(DATA RECORDS begins)
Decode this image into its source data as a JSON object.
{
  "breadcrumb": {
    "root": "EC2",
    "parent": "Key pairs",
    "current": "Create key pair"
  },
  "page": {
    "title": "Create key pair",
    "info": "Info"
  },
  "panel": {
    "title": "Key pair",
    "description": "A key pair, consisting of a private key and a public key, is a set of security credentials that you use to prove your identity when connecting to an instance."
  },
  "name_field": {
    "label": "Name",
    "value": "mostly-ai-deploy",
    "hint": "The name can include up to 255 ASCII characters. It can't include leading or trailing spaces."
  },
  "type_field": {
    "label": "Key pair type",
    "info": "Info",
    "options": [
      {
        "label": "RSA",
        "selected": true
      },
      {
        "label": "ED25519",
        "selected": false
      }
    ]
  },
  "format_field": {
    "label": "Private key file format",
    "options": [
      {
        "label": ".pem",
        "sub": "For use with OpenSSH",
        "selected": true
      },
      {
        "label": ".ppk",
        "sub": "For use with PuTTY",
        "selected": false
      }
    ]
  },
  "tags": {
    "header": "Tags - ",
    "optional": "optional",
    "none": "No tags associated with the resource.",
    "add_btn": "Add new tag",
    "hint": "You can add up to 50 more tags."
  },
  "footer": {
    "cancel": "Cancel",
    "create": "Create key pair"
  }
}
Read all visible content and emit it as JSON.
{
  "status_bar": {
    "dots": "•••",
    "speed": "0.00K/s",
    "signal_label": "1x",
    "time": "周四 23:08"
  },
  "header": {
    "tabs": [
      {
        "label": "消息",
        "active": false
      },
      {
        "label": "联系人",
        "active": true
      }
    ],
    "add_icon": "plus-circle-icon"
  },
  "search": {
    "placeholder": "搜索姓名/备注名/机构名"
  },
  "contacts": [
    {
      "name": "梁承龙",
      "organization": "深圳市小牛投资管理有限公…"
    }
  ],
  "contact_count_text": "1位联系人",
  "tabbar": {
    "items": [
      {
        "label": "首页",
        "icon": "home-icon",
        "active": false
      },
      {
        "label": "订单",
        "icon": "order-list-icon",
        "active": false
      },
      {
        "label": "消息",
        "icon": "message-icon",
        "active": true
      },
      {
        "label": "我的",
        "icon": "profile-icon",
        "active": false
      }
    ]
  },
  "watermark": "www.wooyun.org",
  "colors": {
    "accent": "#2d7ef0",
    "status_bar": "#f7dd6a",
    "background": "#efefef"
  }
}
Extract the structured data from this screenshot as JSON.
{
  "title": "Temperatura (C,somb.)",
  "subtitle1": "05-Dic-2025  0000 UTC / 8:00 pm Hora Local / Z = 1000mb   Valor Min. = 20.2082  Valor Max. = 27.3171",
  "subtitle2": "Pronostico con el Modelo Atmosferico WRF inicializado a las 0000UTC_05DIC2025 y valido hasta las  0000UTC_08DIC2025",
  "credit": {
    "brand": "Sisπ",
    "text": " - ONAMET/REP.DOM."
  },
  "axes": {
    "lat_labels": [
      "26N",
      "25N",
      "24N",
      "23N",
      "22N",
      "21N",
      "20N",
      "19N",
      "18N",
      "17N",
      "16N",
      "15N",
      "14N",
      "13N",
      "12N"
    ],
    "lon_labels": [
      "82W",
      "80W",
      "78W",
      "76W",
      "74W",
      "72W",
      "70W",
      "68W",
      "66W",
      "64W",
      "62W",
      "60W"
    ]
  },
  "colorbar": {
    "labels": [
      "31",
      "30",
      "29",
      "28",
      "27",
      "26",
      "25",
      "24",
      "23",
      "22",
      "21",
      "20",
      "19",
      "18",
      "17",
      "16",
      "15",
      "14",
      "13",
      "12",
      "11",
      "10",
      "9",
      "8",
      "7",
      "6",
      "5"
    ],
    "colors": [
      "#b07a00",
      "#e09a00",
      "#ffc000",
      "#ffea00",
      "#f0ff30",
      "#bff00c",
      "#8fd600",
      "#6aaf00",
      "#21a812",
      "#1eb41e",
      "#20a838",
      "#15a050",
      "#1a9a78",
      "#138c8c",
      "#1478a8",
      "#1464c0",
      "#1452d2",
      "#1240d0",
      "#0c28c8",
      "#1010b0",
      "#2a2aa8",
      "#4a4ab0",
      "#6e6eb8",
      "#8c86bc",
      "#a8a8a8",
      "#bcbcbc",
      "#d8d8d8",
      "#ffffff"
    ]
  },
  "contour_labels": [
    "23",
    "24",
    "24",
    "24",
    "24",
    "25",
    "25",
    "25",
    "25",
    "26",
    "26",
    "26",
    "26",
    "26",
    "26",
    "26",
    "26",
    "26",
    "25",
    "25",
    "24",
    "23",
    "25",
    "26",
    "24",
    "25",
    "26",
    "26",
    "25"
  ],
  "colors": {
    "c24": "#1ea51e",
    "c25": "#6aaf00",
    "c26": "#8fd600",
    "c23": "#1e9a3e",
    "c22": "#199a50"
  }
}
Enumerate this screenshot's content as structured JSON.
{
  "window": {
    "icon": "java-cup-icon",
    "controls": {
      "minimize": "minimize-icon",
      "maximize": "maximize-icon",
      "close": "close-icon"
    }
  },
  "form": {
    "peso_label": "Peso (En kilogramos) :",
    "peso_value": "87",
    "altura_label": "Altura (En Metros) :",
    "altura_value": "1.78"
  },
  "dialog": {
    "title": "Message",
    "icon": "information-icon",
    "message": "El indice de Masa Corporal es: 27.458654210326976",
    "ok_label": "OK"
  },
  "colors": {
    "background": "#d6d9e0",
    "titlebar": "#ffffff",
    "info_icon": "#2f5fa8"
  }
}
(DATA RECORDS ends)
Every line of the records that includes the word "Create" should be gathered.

▸ YOUR SOLUTION
    "current": "Create key pair"
    "title": "Create key pair",
    "create": "Create key pair"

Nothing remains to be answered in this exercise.